▶ Task directions
All lines between the one holding "What's the underlying" and the end of the material below, both ends included, should be restated exactly.

== Segment start ==

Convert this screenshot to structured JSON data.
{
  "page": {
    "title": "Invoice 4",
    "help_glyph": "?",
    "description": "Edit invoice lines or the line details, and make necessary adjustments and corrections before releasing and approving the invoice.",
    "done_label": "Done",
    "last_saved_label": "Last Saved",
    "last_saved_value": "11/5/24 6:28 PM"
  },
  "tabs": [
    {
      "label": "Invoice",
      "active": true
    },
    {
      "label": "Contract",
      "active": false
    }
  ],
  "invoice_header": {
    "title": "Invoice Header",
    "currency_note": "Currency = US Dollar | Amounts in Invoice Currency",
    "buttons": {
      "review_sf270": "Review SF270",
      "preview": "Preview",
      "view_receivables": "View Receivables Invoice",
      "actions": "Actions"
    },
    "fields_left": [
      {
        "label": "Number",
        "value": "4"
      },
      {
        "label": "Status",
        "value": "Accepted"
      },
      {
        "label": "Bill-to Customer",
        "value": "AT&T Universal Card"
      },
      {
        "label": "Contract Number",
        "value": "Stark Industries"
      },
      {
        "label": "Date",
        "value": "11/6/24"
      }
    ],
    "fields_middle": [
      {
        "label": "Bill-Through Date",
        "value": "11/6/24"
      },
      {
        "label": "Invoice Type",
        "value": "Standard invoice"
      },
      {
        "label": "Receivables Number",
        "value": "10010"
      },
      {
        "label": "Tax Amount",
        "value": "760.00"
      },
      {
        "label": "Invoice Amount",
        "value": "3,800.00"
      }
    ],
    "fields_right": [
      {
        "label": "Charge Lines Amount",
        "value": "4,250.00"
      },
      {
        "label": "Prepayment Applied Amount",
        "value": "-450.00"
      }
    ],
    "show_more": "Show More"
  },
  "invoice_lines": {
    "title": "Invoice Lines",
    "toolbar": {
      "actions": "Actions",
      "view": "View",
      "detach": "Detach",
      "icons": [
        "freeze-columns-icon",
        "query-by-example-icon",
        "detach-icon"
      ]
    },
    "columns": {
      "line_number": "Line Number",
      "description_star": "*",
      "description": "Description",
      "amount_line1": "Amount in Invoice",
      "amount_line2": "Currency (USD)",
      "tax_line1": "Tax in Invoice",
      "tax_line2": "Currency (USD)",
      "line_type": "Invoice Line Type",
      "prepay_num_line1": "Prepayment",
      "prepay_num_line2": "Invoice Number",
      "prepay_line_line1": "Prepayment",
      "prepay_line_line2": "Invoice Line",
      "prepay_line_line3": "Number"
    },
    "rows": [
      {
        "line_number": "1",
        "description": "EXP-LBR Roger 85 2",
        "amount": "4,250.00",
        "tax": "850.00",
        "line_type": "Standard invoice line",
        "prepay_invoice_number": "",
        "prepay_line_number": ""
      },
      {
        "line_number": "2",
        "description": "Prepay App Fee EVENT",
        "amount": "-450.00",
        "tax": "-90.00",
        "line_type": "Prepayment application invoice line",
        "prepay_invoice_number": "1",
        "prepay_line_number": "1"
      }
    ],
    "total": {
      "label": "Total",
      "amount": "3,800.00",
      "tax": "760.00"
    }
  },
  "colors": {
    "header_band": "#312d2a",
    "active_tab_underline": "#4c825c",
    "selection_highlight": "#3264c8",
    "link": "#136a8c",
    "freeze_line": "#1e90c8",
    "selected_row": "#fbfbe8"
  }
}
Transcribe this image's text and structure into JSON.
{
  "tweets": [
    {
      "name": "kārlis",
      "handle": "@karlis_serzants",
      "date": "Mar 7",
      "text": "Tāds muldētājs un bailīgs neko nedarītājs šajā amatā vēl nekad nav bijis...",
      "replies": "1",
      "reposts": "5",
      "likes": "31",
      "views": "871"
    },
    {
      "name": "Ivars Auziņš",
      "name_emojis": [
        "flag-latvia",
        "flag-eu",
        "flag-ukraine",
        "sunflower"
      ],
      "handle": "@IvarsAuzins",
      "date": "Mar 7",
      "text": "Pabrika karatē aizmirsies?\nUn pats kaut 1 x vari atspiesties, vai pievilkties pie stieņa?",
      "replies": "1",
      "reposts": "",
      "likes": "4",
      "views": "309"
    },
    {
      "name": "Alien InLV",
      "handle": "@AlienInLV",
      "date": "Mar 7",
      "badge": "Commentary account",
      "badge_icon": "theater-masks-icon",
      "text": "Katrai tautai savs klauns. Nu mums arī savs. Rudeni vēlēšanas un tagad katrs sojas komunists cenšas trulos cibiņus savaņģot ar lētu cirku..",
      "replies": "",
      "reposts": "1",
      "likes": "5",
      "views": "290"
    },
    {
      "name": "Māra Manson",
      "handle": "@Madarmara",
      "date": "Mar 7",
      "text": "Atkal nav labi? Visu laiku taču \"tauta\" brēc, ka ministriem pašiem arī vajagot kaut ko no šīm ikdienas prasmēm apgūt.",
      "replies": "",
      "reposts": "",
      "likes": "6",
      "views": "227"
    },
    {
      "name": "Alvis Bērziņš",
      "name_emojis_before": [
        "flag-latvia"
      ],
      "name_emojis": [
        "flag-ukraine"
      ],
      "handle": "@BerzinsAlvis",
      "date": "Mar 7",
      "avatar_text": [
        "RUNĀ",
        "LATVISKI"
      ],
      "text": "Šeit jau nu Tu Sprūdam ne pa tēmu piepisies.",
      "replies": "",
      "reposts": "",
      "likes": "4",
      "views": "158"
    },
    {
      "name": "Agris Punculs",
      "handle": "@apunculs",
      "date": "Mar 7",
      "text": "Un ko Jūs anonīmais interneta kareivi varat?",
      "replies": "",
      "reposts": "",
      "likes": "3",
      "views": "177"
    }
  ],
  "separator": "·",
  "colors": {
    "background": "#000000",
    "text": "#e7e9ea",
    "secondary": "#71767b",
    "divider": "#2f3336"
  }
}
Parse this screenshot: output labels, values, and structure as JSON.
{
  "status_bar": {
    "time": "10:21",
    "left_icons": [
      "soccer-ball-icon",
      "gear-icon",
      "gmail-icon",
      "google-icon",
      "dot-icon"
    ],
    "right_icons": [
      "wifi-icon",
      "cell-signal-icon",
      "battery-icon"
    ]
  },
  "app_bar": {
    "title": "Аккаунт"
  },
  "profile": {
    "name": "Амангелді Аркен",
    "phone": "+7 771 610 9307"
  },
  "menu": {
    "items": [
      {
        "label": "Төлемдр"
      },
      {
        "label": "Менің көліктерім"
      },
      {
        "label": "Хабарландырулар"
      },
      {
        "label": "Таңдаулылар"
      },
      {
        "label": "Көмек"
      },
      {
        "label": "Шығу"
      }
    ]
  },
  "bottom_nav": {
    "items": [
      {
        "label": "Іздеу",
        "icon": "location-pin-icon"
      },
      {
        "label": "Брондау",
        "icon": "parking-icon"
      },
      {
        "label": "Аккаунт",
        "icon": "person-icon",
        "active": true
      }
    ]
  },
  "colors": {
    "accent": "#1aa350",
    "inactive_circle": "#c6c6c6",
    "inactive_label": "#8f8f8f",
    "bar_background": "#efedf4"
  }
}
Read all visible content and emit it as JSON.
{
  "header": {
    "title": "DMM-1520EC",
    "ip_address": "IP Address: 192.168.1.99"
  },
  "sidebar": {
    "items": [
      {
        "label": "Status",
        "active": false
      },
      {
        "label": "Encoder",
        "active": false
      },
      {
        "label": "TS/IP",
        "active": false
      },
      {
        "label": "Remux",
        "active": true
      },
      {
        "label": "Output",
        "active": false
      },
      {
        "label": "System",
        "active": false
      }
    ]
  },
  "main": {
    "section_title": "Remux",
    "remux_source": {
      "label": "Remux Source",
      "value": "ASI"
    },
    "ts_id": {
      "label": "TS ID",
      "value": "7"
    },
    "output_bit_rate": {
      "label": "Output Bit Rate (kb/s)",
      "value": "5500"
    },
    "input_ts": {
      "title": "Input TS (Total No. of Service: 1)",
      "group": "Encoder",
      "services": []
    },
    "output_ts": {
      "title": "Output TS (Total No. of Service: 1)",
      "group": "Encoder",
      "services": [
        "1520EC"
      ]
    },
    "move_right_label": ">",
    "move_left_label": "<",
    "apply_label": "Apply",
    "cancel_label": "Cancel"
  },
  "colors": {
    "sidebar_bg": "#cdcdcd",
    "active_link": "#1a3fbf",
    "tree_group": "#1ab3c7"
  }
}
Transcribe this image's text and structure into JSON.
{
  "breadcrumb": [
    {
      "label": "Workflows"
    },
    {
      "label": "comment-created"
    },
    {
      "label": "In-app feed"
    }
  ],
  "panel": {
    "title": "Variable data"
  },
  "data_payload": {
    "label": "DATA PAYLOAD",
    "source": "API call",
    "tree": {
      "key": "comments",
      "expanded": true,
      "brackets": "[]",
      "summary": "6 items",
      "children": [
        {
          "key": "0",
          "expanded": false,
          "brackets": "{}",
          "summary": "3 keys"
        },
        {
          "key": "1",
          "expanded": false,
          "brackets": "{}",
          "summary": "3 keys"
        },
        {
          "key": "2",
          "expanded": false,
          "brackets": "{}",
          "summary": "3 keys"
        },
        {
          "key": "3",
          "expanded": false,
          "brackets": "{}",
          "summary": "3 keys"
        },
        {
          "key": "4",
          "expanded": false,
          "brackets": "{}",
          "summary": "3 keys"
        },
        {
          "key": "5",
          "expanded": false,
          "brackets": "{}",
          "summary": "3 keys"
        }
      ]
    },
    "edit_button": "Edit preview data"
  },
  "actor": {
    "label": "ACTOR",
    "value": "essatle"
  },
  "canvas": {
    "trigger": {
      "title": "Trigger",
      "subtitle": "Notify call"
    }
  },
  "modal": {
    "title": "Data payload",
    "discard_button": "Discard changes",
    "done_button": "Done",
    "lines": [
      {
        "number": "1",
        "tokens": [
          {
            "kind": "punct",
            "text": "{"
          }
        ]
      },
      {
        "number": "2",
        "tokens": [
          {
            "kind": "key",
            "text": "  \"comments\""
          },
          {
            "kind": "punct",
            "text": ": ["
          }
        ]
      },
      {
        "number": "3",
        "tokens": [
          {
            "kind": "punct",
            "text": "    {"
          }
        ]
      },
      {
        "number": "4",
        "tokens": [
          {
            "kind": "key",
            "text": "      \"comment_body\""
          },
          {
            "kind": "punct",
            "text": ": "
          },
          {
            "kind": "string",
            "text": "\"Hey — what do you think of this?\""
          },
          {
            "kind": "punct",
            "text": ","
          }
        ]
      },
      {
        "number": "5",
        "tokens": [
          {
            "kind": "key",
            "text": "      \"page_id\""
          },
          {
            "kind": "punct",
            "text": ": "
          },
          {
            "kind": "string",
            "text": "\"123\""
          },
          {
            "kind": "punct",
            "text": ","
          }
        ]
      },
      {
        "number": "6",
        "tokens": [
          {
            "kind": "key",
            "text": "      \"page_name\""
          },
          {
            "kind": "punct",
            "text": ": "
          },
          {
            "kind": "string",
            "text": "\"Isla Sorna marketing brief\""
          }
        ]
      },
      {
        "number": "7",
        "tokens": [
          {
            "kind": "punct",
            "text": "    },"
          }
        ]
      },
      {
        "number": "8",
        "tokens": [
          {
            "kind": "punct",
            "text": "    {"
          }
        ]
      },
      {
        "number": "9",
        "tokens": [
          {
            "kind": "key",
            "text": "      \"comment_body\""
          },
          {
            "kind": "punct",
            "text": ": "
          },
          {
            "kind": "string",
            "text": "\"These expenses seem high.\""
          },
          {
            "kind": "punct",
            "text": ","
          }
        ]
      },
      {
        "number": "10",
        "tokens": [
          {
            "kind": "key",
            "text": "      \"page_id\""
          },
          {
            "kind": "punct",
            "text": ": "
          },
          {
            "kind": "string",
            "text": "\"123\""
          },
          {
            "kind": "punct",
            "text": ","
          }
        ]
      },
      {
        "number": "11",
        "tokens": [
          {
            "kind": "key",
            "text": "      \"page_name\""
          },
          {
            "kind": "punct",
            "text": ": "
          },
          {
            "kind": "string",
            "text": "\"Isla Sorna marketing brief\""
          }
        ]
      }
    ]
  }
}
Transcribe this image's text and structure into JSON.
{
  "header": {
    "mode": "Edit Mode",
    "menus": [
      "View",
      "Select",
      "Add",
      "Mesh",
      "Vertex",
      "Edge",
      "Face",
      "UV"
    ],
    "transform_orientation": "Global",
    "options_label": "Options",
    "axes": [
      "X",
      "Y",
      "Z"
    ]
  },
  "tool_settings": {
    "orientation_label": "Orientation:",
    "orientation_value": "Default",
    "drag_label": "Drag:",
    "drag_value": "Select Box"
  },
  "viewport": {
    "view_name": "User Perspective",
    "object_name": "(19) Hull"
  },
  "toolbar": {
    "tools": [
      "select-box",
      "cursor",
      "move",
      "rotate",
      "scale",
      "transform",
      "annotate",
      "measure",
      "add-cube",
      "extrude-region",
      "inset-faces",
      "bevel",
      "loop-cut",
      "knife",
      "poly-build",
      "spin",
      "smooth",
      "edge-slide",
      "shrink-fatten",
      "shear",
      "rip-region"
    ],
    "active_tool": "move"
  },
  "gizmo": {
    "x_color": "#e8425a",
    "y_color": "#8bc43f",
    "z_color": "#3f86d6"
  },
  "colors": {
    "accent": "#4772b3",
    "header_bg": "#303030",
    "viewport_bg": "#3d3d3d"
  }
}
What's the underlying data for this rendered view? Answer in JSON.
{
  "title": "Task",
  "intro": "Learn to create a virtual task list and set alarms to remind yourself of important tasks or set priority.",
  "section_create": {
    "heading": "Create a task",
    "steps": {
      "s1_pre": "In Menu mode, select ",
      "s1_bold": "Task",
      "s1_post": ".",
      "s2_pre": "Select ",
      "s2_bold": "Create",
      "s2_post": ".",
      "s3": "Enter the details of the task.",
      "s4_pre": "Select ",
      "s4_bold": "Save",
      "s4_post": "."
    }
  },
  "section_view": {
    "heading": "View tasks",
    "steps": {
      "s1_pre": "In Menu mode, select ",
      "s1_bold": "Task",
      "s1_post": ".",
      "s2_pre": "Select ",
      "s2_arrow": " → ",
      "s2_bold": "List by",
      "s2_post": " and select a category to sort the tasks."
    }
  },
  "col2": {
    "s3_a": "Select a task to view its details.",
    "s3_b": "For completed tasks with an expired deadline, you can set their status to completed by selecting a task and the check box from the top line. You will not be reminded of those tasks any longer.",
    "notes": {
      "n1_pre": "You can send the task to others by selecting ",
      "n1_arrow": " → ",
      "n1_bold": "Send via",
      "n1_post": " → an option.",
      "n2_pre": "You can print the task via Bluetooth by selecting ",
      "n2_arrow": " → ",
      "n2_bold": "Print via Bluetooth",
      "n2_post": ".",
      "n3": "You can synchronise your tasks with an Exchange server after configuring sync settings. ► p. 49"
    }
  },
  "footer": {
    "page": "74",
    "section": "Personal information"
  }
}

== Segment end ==

▶ Exercise result
What's the underlying data for this rendered view? Answer in JSON.
{
  "title": "Task",
  "intro": "Learn to create a virtual task list and set alarms to remind yourself of important tasks or set priority.",
  "section_create": {
    "heading": "Create a task",
    "steps": {
      "s1_pre": "In Menu mode, select ",
      "s1_bold": "Task",
      "s1_post": ".",
      "s2_pre": "Select ",
      "s2_bold": "Create",
      "s2_post": ".",
      "s3": "Enter the details of the task.",
      "s4_pre": "Select ",
      "s4_bold": "Save",
      "s4_post": "."
    }
  },
  "section_view": {
    "heading": "View tasks",
    "steps": {
      "s1_pre": "In Menu mode, select ",
      "s1_bold": "Task",
      "s1_post": ".",
      "s2_pre": "Select ",
      "s2_arrow": " → ",
      "s2_bold": "List by",
      "s2_post": " and select a category to sort the tasks."
    }
  },
  "col2": {
    "s3_a": "Select a task to view its details.",
    "s3_b": "For completed tasks with an expired deadline, you can set their status to completed by selecting a task and the check box from the top line. You will not be reminded of those tasks any longer.",
    "notes": {
      "n1_pre": "You can send the task to others by selecting ",
      "n1_arrow": " → ",
      "n1_bold": "Send via",
      "n1_post": " → an option.",
      "n2_pre": "You can print the task via Bluetooth by selecting ",
      "n2_arrow": " → ",
      "n2_bold": "Print via Bluetooth",
      "n2_post": ".",
      "n3": "You can synchronise your tasks with an Exchange server after configuring sync settings. ► p. 49"
    }
  },
  "footer": {
    "page": "74",
    "section": "Personal information"
  }
}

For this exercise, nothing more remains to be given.